Deacons can baptize, witness a marriage and assists the priest at Mass. Deacons are considered an “Ordinary Minister of Holy Communion.” Deacons are expected to distribute Holy Communion at the masses they attend. They also help in many things in the parish, from running ministries and even preaching. Deacons cannot absolve sins or pray Mass. Deacons are male, confirmed Catholic and practicing the faith. Deacons can be married, but once ordained, they can not remarry. For scriptural reference, look up 1 Timothy 3:8-13. If you think you may be called to this ministry, contact your parish priest. To see more click here.
Religious life is a way to grow closer to Jesus in works or contemplation. In order to become a religious, you need to be a confirmed Catholic, practicing the faith and not married. Religious make vows of poverty, chastity and obedience. These are a giving up of good things for the kingdom of God. There are many communities of religious life that do many different things and have different charisms. Dominicans are a teaching order; they teach. Franciscans serve the poor. The Poor Clares and Benedictine orders are more contemplative, meaning they pray more. There are hundreds of them in the US. If you are thinking of becoming a religious, check out the diocesan web site on some of the religious orders that are around.
Anointing of the Sick
Anointing of the sick was done even in the times of James the Apostle. He wrote, “Is anyone among you suffering? He should pray. Is anyone in good spirits? He should sing praise. Is anyone among you sick? He should summon the presbyters of the church, and they should pray over him and anoint (him) with oil in the name of the Lord, and the prayer of faith will save the sick person, and the Lord will raise him up. If he has committed any sins, he will be forgiven.” (James 5:13-15) In Anointing of the Sick, the person who is sick receives grace for physical and/or spiritual healing. It has the power to forgive sins and makes them ready to meet Jesus if God calls. It is a great source of comfort and peace for the sick person and family. Many families have great experiences of peace in this holy sacrament.
Who can be anointed? Anybody who is Catholic and is in any way in danger of death can be anointed. By danger of death we mean anybody who is going under surgery that requires anesthesiology. The person should not fear that they will die simply because they are being anointed. If this person has left the Catholic Church, they may still be anointed if they desire to come back home to the faith. Confession is part of the rite. The person must be alive to receive, however a priest may bless the body if the person has already passed.

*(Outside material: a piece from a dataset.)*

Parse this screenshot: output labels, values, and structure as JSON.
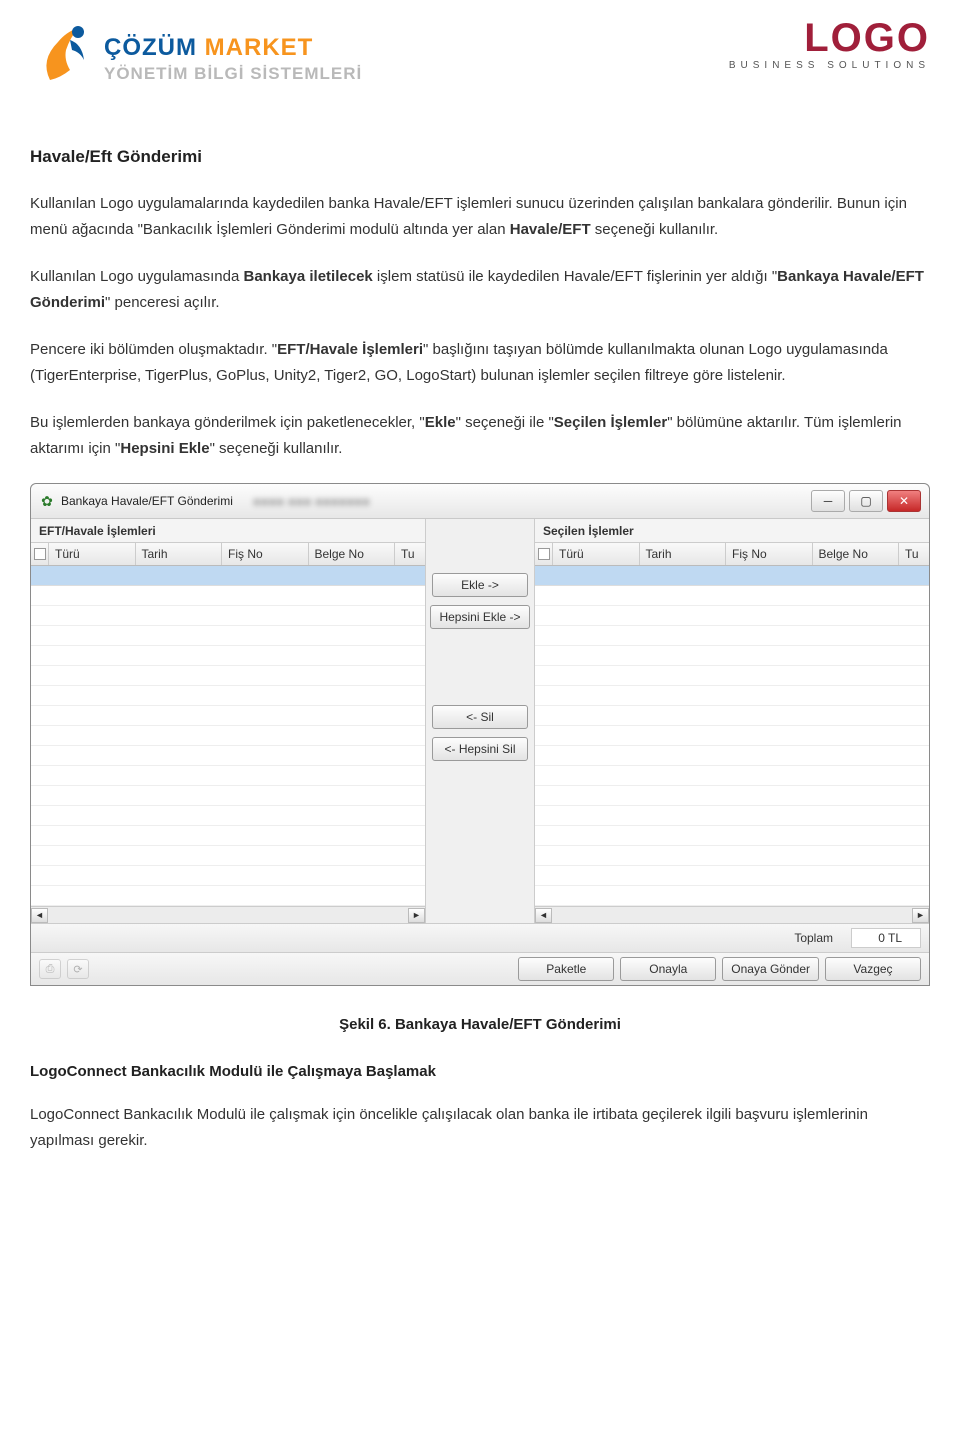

How to get anointed or have someone anointed? If there is surgery, a person may come in to the office or ask the priest after Mass for an anointing. Most of the time the sickness catches us off guard. If the person is in the Hospital and is Catholic, make sure the nurses are told that the sick person is Catholic so a Priest will know to come and visit them. It may be good to carry a Call a Priest card so you can be anointed in case of emergency and you cannot communicate. (Link) Call the Office to let them know you or someone you know wants to be anointed. Give the Name and contact information. The priest will be happy to come out and anoint.
How Many times can a person be anointed? There is no limit. There are situations where a person is in a condition for years when the health fluctuates and looks like the person may die. Each time this happens, you can call for the priest. Generally speaking, if the person has been anointed within the past week or two, there is not an urgency.